◆ The problem ◆
Give the number of lines below that contain the string "colCount", and no other text.

┌────────

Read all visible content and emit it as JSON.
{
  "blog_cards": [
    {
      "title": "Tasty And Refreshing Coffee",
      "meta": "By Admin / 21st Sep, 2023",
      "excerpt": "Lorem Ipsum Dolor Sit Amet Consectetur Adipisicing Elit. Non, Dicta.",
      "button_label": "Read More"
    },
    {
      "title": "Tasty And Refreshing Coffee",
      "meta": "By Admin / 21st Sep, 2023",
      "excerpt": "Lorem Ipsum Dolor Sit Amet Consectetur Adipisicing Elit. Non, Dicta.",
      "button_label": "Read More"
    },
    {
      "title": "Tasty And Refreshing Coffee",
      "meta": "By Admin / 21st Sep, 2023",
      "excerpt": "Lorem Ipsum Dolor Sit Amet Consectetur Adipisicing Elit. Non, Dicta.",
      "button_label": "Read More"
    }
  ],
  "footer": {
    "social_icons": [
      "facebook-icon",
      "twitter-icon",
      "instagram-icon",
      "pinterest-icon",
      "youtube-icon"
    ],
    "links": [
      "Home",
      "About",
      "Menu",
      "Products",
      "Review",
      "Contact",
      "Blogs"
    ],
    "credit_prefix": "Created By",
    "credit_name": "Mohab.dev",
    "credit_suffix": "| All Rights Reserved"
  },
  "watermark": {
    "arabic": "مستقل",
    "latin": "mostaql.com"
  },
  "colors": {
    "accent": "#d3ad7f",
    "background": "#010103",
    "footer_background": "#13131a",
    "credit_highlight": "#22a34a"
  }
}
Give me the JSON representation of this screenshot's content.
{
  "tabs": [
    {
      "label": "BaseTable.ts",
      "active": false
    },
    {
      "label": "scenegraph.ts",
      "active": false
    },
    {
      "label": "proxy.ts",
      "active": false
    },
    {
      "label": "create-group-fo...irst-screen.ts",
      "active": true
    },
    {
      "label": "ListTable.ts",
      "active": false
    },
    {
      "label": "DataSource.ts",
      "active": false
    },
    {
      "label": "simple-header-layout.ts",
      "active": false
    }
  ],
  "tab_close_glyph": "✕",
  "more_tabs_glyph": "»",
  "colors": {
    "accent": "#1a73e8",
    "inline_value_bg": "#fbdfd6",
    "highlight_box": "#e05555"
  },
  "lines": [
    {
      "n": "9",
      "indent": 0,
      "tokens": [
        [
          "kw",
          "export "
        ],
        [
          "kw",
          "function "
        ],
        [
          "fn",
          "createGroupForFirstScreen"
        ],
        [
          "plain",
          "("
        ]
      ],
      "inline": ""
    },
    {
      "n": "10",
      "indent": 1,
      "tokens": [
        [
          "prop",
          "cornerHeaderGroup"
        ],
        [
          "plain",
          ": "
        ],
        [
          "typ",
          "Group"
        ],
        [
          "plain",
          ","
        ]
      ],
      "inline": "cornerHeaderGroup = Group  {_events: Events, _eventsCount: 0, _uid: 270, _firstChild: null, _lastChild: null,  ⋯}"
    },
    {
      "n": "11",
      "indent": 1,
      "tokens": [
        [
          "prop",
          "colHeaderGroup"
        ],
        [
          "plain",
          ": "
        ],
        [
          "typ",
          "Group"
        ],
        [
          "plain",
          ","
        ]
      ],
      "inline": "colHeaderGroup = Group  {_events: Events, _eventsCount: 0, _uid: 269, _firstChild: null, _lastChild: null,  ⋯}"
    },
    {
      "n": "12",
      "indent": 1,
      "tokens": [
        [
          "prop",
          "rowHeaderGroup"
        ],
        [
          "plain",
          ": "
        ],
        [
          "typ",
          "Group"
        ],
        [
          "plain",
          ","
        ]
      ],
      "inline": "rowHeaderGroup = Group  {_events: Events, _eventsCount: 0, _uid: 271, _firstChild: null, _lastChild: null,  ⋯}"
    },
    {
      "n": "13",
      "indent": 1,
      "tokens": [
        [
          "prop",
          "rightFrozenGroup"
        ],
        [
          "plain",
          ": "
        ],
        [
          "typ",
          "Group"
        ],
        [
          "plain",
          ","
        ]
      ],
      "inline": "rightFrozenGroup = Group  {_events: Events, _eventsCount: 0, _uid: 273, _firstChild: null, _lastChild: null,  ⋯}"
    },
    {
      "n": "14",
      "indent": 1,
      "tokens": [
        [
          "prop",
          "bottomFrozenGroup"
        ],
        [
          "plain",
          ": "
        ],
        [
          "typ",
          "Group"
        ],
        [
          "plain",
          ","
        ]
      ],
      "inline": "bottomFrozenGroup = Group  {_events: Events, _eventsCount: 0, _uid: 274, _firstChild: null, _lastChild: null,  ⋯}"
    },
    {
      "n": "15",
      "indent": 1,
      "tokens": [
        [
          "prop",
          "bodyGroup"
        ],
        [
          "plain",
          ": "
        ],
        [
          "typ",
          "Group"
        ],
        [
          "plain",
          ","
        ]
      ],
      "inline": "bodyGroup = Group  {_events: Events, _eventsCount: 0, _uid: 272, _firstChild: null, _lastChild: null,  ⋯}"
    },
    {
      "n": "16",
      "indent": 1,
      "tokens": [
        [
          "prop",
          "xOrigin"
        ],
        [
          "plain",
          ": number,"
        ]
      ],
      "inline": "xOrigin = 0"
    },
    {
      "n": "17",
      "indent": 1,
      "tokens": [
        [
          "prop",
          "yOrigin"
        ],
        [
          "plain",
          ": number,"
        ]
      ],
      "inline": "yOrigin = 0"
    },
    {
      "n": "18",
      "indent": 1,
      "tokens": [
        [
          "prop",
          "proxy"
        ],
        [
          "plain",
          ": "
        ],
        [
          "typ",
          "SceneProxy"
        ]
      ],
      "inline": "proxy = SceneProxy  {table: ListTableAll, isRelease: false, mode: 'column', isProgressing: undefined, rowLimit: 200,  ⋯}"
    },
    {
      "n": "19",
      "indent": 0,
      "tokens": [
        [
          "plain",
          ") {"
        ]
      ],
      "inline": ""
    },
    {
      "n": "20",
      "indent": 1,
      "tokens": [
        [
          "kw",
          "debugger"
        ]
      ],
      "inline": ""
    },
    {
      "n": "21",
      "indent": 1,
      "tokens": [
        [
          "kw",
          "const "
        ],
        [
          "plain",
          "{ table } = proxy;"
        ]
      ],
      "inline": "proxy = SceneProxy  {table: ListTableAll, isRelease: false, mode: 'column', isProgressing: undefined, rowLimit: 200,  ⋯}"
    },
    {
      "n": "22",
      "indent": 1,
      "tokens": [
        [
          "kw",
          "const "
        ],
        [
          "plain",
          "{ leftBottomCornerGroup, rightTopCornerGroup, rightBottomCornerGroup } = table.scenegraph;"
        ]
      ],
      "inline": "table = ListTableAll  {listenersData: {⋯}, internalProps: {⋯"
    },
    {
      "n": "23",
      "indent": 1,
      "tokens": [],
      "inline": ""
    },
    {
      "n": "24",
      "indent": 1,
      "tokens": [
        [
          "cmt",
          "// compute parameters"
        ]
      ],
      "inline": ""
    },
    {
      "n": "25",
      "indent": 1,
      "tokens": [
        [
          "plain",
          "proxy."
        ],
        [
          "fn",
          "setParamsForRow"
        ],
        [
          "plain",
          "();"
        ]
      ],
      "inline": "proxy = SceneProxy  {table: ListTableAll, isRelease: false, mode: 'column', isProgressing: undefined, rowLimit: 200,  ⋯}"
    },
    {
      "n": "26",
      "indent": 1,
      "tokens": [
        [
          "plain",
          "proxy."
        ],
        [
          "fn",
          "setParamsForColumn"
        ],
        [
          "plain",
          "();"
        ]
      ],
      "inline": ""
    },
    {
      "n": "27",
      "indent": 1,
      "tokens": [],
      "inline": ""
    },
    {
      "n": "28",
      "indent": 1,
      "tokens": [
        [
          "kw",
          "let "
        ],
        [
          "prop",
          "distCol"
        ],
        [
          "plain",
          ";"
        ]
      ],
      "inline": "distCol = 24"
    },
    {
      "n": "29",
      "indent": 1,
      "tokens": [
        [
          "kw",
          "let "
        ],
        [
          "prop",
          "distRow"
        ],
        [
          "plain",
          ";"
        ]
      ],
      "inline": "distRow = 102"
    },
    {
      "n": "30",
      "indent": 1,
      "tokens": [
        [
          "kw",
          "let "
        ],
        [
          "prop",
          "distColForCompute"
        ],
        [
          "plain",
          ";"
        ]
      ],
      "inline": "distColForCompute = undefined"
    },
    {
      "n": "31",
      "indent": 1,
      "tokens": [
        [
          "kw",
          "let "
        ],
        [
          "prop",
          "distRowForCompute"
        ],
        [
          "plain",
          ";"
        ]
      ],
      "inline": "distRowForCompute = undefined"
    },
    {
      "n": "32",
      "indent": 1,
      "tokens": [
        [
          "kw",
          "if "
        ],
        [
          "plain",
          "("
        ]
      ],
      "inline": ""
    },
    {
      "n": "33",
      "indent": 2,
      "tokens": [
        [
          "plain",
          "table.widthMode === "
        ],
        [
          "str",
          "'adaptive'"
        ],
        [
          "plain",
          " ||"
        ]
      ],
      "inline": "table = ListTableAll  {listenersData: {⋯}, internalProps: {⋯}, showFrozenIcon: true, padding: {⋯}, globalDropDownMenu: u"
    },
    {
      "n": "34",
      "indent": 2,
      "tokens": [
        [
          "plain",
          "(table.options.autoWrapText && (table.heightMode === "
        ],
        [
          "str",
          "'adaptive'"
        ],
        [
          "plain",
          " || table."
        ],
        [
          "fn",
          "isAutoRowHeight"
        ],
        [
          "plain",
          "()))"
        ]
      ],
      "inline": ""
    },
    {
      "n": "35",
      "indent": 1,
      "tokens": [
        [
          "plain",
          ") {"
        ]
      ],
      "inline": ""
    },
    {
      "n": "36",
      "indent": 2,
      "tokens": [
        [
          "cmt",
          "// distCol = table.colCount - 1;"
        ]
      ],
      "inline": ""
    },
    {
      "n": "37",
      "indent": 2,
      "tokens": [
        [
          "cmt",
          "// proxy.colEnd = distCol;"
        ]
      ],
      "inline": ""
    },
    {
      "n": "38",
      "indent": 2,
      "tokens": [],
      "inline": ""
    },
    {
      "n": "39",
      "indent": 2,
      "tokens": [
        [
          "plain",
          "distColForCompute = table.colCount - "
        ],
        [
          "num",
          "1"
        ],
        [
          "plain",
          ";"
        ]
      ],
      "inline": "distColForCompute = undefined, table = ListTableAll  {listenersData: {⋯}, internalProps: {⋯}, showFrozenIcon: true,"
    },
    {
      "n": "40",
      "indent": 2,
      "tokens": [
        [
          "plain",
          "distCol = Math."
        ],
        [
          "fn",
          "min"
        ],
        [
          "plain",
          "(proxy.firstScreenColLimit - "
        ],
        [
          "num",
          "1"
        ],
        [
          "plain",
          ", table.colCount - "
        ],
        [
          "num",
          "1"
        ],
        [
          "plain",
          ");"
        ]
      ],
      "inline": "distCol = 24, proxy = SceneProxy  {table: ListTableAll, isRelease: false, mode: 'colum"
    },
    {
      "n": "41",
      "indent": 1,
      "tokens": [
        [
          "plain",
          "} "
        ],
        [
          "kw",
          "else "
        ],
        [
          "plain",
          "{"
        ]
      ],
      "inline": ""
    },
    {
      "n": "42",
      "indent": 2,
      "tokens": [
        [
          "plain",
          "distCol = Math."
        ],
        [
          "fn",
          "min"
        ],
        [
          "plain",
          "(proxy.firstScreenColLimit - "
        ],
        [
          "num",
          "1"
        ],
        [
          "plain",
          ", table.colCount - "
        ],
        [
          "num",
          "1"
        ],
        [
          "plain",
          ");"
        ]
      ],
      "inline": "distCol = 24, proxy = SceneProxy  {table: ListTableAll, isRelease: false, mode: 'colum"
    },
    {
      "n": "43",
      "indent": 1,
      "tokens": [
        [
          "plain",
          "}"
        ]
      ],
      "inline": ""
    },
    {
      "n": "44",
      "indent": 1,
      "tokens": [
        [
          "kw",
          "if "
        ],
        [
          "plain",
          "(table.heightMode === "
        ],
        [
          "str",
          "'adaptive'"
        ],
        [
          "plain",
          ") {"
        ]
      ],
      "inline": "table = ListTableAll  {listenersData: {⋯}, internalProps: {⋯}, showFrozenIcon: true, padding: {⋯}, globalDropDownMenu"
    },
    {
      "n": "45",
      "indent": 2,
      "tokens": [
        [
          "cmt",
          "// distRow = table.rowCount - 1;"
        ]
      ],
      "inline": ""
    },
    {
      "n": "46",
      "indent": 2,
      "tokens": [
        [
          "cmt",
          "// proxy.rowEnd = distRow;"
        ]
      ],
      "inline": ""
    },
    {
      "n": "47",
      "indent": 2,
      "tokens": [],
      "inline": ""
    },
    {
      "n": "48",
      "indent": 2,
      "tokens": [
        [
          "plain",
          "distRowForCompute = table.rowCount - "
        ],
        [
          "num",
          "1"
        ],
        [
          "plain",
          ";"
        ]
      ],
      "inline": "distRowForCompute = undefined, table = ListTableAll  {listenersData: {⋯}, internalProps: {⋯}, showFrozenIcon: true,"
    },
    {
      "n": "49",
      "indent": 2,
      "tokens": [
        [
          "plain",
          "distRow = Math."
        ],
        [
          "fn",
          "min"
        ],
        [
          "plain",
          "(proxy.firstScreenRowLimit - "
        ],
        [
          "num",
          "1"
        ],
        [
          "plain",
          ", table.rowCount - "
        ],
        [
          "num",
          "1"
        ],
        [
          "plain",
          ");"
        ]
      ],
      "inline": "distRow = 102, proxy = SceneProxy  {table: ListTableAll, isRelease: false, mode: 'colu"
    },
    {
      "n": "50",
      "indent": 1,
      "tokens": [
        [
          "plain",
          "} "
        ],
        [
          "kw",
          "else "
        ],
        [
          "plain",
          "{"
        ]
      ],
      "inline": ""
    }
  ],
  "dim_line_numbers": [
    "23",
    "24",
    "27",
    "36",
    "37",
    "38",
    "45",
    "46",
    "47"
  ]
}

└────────

◆ Finished task ◆
4